**REQUIRED WORK**. Retype each line below precisely.

**EXERCISE DATA**.

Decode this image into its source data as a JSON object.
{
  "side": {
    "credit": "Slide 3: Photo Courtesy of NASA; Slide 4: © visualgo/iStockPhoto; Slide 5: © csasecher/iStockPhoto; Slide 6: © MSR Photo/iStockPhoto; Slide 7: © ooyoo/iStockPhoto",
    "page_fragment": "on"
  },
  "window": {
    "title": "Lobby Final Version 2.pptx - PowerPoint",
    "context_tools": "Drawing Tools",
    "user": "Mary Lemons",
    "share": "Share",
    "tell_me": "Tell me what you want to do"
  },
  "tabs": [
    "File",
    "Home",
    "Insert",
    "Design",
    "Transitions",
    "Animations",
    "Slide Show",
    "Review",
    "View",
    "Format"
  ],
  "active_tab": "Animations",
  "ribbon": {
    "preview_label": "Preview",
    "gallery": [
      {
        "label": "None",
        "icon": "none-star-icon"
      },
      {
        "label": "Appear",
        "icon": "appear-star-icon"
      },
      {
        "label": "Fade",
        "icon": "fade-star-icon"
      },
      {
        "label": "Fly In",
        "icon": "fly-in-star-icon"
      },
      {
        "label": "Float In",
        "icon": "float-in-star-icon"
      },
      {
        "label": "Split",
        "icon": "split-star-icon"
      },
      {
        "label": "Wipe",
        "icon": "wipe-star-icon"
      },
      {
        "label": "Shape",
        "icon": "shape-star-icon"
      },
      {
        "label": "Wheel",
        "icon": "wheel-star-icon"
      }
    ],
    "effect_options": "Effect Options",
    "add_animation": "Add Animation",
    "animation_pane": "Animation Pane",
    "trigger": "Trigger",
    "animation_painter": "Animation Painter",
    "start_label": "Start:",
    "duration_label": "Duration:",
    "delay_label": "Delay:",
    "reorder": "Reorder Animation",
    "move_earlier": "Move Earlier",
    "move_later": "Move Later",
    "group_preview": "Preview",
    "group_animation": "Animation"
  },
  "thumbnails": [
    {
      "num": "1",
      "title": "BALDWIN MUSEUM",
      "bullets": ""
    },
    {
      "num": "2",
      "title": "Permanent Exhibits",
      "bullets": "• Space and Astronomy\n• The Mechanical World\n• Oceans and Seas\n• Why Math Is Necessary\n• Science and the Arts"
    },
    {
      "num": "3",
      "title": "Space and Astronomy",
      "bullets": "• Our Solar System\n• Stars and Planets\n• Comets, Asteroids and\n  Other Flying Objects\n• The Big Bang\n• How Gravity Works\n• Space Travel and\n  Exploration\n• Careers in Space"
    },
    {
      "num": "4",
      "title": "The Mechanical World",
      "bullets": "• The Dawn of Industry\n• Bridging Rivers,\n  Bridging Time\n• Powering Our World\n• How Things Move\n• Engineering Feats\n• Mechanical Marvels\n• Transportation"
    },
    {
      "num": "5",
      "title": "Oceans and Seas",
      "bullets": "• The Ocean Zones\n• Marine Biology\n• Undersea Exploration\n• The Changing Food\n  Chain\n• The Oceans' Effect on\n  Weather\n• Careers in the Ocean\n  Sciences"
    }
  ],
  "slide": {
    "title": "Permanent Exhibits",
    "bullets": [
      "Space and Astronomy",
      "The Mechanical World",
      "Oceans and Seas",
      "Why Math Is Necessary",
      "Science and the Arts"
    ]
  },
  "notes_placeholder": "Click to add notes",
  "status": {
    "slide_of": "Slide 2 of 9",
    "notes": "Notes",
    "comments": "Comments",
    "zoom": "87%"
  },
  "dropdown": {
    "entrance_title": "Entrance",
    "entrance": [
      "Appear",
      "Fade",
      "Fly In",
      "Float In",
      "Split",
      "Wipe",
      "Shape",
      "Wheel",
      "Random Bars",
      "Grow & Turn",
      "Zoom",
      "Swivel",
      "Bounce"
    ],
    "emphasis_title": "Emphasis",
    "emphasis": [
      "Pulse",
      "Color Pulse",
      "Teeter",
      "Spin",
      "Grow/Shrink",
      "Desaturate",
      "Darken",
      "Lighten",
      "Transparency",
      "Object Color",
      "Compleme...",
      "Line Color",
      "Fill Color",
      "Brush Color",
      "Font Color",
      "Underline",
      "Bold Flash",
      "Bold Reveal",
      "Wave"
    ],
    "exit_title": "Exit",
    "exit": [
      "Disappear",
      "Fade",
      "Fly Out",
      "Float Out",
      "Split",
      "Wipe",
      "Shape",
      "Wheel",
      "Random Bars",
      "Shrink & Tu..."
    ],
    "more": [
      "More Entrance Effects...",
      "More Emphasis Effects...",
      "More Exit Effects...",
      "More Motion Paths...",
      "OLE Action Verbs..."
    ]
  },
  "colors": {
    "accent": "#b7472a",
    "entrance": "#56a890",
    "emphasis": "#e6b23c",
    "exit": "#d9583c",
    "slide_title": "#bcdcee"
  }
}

**EXPECTED ANSWER**.
Decode this image into its source data as a JSON object.
{
  "side": {
    "credit": "Slide 3: Photo Courtesy of NASA; Slide 4: © visualgo/iStockPhoto; Slide 5: © csasecher/iStockPhoto; Slide 6: © MSR Photo/iStockPhoto; Slide 7: © ooyoo/iStockPhoto",
    "page_fragment": "on"
  },
  "window": {
    "title": "Lobby Final Version 2.pptx - PowerPoint",
    "context_tools": "Drawing Tools",
    "user": "Mary Lemons",
    "share": "Share",
    "tell_me": "Tell me what you want to do"
  },
  "tabs": [
    "File",
    "Home",
    "Insert",
    "Design",
    "Transitions",
    "Animations",
    "Slide Show",
    "Review",
    "View",
    "Format"
  ],
  "active_tab": "Animations",
  "ribbon": {
    "preview_label": "Preview",
    "gallery": [
      {
        "label": "None",
        "icon": "none-star-icon"
      },
      {
        "label": "Appear",
        "icon": "appear-star-icon"
      },
      {
        "label": "Fade",
        "icon": "fade-star-icon"
      },
      {
        "label": "Fly In",
        "icon": "fly-in-star-icon"
      },
      {
        "label": "Float In",
        "icon": "float-in-star-icon"
      },
      {
        "label": "Split",
        "icon": "split-star-icon"
      },
      {
        "label": "Wipe",
        "icon": "wipe-star-icon"
      },
      {
        "label": "Shape",
        "icon": "shape-star-icon"
      },
      {
        "label": "Wheel",
        "icon": "wheel-star-icon"
      }
    ],
    "effect_options": "Effect Options",
    "add_animation": "Add Animation",
    "animation_pane": "Animation Pane",
    "trigger": "Trigger",
    "animation_painter": "Animation Painter",
    "start_label": "Start:",
    "duration_label": "Duration:",
    "delay_label": "Delay:",
    "reorder": "Reorder Animation",
    "move_earlier": "Move Earlier",
    "move_later": "Move Later",
    "group_preview": "Preview",
    "group_animation": "Animation"
  },
  "thumbnails": [
    {
      "num": "1",
      "title": "BALDWIN MUSEUM",
      "bullets": ""
    },
    {
      "num": "2",
      "title": "Permanent Exhibits",
      "bullets": "• Space and Astronomy\n• The Mechanical World\n• Oceans and Seas\n• Why Math Is Necessary\n• Science and the Arts"
    },
    {
      "num": "3",
      "title": "Space and Astronomy",
      "bullets": "• Our Solar System\n• Stars and Planets\n• Comets, Asteroids and\n  Other Flying Objects\n• The Big Bang\n• How Gravity Works\n• Space Travel and\n  Exploration\n• Careers in Space"
    },
    {
      "num": "4",
      "title": "The Mechanical World",
      "bullets": "• The Dawn of Industry\n• Bridging Rivers,\n  Bridging Time\n• Powering Our World\n• How Things Move\n• Engineering Feats\n• Mechanical Marvels\n• Transportation"
    },
    {
      "num": "5",
      "title": "Oceans and Seas",
      "bullets": "• The Ocean Zones\n• Marine Biology\n• Undersea Exploration\n• The Changing Food\n  Chain\n• The Oceans' Effect on\n  Weather\n• Careers in the Ocean\n  Sciences"
    }
  ],
  "slide": {
    "title": "Permanent Exhibits",
    "bullets": [
      "Space and Astronomy",
      "The Mechanical World",
      "Oceans and Seas",
      "Why Math Is Necessary",
      "Science and the Arts"
    ]
  },
  "notes_placeholder": "Click to add notes",
  "status": {
    "slide_of": "Slide 2 of 9",
    "notes": "Notes",
    "comments": "Comments",
    "zoom": "87%"
  },
  "dropdown": {
    "entrance_title": "Entrance",
    "entrance": [
      "Appear",
      "Fade",
      "Fly In",
      "Float In",
      "Split",
      "Wipe",
      "Shape",
      "Wheel",
      "Random Bars",
      "Grow & Turn",
      "Zoom",
      "Swivel",
      "Bounce"
    ],
    "emphasis_title": "Emphasis",
    "emphasis": [
      "Pulse",
      "Color Pulse",
      "Teeter",
      "Spin",
      "Grow/Shrink",
      "Desaturate",
      "Darken",
      "Lighten",
      "Transparency",
      "Object Color",
      "Compleme...",
      "Line Color",
      "Fill Color",
      "Brush Color",
      "Font Color",
      "Underline",
      "Bold Flash",
      "Bold Reveal",
      "Wave"
    ],
    "exit_title": "Exit",
    "exit": [
      "Disappear",
      "Fade",
      "Fly Out",
      "Float Out",
      "Split",
      "Wipe",
      "Shape",
      "Wheel",
      "Random Bars",
      "Shrink & Tu..."
    ],
    "more": [
      "More Entrance Effects...",
      "More Emphasis Effects...",
      "More Exit Effects...",
      "More Motion Paths...",
      "OLE Action Verbs..."
    ]
  },
  "colors": {
    "accent": "#b7472a",
    "entrance": "#56a890",
    "emphasis": "#e6b23c",
    "exit": "#d9583c",
    "slide_title": "#bcdcee"
  }
}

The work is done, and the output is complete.